For more information on the BELIEVE grant, click here.
For more information on this year’s Martin Delaney Collaboratory grants, click here.
This research is supported by the NIH under award number 1 UM1AI26617-01.
About the UA College of Medicine – Tucson
The University of Arizona College of Medicine – Tucson is advancing health and wellness through state-of-the-art medical education programs, groundbreaking research and advancements in patient care in Arizona and across the United States. Founded in 1967, the College ranks among the top medical schools in the nation for research and primary care and is leading the way in academic medicine through its partnership with Banner – University Medicine, a new division of one of the largest nonprofit health-care systems in the country.
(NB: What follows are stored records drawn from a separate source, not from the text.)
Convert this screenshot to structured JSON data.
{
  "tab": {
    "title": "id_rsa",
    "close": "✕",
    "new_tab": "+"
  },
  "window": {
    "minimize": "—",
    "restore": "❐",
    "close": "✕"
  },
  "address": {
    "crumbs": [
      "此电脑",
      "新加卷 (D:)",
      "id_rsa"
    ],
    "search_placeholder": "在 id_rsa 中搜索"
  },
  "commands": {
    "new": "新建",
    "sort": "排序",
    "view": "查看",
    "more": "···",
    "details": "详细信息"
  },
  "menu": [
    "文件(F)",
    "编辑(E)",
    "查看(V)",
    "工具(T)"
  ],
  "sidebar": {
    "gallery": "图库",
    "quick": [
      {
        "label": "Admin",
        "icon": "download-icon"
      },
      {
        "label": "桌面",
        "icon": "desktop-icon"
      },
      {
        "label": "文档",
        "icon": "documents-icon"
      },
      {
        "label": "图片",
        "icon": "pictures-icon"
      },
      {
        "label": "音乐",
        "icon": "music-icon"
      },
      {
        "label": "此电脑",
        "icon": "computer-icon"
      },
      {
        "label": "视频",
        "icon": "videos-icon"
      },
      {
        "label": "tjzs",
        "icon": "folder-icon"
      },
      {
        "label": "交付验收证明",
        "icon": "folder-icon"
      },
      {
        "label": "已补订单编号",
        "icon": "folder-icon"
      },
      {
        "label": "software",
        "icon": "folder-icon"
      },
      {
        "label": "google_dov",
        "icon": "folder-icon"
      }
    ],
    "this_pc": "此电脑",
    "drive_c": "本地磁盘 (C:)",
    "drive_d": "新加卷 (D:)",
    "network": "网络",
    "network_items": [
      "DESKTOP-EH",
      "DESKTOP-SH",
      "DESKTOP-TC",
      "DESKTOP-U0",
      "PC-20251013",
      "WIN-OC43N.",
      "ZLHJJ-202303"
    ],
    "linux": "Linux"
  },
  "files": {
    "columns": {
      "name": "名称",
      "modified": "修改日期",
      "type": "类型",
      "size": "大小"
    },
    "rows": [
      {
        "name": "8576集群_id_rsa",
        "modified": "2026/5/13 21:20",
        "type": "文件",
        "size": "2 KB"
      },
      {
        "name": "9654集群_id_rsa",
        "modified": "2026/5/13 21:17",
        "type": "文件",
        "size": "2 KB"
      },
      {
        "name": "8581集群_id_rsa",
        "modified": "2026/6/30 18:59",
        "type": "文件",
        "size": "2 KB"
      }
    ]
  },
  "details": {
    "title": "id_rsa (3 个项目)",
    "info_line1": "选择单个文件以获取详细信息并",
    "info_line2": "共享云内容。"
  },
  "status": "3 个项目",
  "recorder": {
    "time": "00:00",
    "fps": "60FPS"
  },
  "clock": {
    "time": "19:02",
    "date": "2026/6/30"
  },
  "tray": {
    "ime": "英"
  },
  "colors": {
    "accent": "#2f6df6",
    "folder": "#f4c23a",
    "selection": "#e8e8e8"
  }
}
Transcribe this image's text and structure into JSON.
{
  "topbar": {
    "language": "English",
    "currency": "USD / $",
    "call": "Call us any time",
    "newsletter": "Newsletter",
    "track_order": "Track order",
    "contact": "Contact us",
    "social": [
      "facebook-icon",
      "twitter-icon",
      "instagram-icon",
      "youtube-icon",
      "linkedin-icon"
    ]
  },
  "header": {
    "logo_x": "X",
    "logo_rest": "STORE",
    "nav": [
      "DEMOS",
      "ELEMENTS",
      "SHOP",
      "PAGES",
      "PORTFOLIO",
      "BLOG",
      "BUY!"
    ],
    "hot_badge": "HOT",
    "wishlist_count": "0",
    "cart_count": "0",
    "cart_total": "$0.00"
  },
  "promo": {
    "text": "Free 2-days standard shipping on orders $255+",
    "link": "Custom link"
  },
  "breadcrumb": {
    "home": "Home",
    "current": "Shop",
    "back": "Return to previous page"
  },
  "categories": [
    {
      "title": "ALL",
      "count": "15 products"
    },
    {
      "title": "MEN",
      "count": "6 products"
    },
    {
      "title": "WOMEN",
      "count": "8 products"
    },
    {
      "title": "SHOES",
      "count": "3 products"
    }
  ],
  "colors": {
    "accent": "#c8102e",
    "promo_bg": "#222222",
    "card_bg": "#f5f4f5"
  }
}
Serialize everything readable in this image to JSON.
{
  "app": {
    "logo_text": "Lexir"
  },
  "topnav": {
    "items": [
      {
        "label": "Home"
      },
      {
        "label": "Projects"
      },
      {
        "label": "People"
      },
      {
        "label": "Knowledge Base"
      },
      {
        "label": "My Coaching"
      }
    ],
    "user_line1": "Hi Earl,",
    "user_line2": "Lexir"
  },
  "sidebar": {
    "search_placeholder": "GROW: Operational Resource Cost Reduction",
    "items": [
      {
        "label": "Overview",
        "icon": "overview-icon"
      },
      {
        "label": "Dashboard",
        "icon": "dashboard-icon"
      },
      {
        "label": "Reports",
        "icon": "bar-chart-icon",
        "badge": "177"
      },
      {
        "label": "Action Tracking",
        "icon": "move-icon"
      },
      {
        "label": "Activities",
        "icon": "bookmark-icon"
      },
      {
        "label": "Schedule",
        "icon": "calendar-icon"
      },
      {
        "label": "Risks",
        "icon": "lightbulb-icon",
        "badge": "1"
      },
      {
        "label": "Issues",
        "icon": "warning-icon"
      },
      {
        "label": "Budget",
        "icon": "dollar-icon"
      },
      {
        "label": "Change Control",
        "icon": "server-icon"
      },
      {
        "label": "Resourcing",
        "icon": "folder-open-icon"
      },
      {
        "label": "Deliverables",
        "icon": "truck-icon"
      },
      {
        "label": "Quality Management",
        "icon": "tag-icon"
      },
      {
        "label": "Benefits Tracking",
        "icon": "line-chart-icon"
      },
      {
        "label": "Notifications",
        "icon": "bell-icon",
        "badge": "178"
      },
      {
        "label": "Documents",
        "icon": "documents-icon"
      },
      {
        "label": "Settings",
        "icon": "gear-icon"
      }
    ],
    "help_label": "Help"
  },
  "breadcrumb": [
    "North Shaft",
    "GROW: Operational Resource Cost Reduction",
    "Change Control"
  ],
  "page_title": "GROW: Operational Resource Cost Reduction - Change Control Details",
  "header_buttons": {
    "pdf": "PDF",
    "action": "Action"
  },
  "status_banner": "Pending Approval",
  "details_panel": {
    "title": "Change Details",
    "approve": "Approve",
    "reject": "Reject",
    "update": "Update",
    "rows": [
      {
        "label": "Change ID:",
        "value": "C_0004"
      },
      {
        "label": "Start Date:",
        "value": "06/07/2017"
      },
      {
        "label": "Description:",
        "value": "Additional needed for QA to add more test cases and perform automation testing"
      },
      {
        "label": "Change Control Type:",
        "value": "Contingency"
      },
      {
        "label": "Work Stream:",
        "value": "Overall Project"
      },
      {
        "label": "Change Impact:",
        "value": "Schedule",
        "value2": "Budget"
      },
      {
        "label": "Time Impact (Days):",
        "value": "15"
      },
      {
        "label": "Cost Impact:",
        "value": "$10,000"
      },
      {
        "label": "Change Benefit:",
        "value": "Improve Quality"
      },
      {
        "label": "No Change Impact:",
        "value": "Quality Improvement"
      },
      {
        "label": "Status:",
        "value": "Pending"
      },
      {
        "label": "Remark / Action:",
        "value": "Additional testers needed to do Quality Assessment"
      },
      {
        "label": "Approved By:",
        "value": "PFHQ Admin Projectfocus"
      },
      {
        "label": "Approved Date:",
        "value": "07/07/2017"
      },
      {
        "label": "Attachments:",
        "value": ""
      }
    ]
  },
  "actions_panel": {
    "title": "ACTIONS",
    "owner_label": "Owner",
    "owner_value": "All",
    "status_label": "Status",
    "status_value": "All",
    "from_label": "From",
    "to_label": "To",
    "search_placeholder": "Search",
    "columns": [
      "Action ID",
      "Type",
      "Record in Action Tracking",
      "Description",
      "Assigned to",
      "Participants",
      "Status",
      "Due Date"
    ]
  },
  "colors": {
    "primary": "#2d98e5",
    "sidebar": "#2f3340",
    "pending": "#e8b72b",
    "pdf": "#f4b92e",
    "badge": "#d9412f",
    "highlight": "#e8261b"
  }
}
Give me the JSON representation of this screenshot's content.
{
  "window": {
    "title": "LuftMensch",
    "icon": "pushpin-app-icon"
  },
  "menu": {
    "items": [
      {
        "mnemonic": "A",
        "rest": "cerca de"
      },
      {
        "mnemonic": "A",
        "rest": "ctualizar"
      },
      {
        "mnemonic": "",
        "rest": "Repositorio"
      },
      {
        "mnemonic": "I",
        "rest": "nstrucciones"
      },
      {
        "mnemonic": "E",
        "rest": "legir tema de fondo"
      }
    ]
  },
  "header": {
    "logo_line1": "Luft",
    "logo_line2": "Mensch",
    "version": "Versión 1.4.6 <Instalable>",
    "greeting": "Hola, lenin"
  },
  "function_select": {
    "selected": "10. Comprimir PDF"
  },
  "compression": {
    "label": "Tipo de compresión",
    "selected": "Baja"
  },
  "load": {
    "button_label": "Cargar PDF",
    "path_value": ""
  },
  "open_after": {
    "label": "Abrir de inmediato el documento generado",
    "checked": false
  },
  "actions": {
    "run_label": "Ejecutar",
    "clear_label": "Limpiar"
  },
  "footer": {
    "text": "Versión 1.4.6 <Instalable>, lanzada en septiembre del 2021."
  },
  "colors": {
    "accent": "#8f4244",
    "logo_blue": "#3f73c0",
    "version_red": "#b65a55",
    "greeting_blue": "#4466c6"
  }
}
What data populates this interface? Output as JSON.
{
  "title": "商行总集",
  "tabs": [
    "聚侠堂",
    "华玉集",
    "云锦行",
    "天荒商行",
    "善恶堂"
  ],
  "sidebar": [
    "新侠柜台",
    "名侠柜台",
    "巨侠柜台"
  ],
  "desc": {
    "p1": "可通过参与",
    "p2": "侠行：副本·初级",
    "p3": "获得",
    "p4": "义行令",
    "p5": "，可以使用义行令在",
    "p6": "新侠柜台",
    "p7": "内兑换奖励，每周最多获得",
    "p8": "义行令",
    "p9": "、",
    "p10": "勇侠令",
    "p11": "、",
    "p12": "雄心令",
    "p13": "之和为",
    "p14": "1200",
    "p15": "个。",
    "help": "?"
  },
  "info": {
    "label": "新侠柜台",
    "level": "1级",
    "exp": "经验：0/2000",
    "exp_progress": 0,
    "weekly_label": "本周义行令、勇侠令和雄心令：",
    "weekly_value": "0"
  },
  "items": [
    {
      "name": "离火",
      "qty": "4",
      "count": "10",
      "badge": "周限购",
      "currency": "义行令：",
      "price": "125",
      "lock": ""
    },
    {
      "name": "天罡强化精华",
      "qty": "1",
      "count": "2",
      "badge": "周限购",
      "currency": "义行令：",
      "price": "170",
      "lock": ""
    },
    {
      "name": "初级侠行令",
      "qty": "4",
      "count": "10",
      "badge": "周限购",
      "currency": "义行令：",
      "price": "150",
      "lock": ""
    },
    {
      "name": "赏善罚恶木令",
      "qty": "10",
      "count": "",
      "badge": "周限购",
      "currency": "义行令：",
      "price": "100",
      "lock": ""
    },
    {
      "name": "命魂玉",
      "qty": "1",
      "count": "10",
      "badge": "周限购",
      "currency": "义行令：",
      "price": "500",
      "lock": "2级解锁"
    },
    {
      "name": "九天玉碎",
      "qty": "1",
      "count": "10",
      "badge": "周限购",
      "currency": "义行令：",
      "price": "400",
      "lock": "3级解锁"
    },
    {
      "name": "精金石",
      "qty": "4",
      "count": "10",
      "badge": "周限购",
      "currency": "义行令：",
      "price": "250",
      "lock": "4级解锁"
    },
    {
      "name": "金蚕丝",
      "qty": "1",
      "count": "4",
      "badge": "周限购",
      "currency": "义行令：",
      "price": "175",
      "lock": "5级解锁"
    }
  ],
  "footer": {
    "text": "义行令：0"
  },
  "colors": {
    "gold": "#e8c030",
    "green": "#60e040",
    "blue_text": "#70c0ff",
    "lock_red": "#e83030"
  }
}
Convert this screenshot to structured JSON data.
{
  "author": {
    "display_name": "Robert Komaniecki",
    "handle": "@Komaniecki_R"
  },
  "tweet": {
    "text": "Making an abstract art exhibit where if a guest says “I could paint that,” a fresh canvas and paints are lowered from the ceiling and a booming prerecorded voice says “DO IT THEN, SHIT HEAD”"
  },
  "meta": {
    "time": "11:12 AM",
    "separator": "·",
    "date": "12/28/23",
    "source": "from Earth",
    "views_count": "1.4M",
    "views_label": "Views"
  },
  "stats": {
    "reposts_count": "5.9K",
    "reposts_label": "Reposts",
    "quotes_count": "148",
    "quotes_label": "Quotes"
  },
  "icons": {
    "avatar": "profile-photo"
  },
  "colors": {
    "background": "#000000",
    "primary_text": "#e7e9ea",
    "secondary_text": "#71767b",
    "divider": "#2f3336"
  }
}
For more information: http://medicine.arizona.edu
About Banner – University Medical Center
Banner – University Medical Center Tucson and Banner – University Medical Center South are part of Banner – University Medicine, a premier academic medical network. These institutions are academic medical centers for the University of Arizona College of Medicine – Tucson. Included on the two campuses are Banner Children’s at Diamond Children’s Medical Center, the Peter and Paula Fasseas Cancer Clinic at UA Cancer Center – North and many other clinics across Tucson and in Green Valley and Sierra Vista, Ariz. The two academic medical centers are part of Arizona-based Banner Health, one of the largest nonprofit health-care systems in the country. Banner Health operates in seven states: Alaska, Arizona, California, Colorado, Nebraska, Nevada and Wyoming. For more information: www.BannerHealth.com/UniversityTucson or www.bannerhealth.com/UniversitySouth
About the University of Arizona Health Sciences
The University of Arizona Health Sciences is the statewide leader in biomedical research and health professions training. The UA Health Sciences includes the UA Colleges of Medicine (Phoenix and Tucson), Nursing, Pharmacy and Mel and Enid Zuckerman College of Public Health, with main campus locations in Tucson and the growing Phoenix Biomedical Campus in downtown Phoenix. From these vantage points, the UA Health Sciences reaches across the state of Arizona and the greater Southwest to provide cutting-edge health education, research, patient care and community outreach services. A major economic engine, the UA Health Sciences employs almost 5,000 people, has nearly 1,000 faculty members and garners more than $126 million in research grants and contracts annually. For more information: http://uahs.arizona.edu
"New UA Chief of Infectious Diseases Has Long History of Novel Research into HIV, AIDS Prevention" | Posted Jan. 20, 2016